▸ Try it: Tally every line in the entries below that holds "Plans", then give only the total.

▸ Provided records:
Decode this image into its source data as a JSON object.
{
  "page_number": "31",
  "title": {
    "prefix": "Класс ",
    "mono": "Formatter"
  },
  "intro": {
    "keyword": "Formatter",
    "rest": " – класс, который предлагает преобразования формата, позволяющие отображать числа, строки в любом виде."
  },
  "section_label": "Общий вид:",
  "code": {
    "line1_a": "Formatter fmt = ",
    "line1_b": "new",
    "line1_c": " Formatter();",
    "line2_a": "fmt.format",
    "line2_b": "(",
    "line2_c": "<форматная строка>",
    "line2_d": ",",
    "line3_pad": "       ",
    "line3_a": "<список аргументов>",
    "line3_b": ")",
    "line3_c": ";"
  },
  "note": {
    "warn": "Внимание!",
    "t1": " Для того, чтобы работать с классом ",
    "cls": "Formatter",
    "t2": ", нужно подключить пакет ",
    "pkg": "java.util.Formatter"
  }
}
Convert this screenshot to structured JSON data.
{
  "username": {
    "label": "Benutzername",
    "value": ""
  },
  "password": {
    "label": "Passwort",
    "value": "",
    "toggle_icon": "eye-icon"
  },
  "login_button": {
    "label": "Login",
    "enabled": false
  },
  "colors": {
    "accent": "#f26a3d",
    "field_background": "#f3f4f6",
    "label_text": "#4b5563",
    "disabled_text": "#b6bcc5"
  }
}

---

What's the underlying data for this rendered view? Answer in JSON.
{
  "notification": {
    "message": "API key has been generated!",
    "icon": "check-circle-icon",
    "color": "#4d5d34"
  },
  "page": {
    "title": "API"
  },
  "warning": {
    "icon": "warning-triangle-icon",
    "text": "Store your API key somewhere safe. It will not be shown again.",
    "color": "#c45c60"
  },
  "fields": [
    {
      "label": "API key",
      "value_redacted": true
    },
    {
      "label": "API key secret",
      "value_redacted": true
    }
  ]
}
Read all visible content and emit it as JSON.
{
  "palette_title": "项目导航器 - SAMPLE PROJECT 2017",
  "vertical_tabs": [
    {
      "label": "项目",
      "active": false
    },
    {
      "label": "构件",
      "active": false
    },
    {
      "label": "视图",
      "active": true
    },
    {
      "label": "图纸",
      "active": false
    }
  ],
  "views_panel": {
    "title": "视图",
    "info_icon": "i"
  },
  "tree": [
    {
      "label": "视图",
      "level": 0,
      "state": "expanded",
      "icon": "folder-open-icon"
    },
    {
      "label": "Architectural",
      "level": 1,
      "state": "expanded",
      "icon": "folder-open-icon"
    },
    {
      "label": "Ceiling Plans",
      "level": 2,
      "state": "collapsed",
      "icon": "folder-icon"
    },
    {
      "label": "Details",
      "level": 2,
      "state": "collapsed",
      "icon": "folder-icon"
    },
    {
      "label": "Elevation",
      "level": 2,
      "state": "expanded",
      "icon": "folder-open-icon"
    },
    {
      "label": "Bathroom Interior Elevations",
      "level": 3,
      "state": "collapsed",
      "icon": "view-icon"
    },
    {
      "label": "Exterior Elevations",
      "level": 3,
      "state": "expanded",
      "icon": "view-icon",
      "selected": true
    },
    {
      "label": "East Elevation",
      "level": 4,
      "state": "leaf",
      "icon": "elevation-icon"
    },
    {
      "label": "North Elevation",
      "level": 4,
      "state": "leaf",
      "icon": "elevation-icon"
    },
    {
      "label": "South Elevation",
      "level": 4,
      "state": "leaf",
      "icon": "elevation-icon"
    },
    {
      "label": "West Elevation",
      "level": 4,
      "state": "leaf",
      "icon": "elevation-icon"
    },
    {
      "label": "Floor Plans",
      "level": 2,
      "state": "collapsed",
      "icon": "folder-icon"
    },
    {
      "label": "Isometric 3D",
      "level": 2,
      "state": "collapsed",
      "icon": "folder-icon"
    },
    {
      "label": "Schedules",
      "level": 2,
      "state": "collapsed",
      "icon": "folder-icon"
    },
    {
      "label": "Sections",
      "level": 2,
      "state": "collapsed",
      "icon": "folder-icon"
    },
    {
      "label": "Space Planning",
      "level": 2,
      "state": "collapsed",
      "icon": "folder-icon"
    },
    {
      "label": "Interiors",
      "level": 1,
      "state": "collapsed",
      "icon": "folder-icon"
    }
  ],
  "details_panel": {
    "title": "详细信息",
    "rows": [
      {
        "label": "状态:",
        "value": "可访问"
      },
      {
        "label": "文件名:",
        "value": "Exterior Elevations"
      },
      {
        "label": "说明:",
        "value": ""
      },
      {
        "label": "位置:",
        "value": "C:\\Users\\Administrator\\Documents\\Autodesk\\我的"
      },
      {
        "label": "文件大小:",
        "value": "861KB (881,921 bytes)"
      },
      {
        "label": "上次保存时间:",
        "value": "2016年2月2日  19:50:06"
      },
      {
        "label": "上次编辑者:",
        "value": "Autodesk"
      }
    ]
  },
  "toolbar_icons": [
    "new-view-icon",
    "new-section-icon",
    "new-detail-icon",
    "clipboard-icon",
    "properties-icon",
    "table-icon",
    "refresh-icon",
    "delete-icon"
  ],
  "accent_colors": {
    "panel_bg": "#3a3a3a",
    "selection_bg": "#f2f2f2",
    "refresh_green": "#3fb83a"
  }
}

▸ Exercise output: 2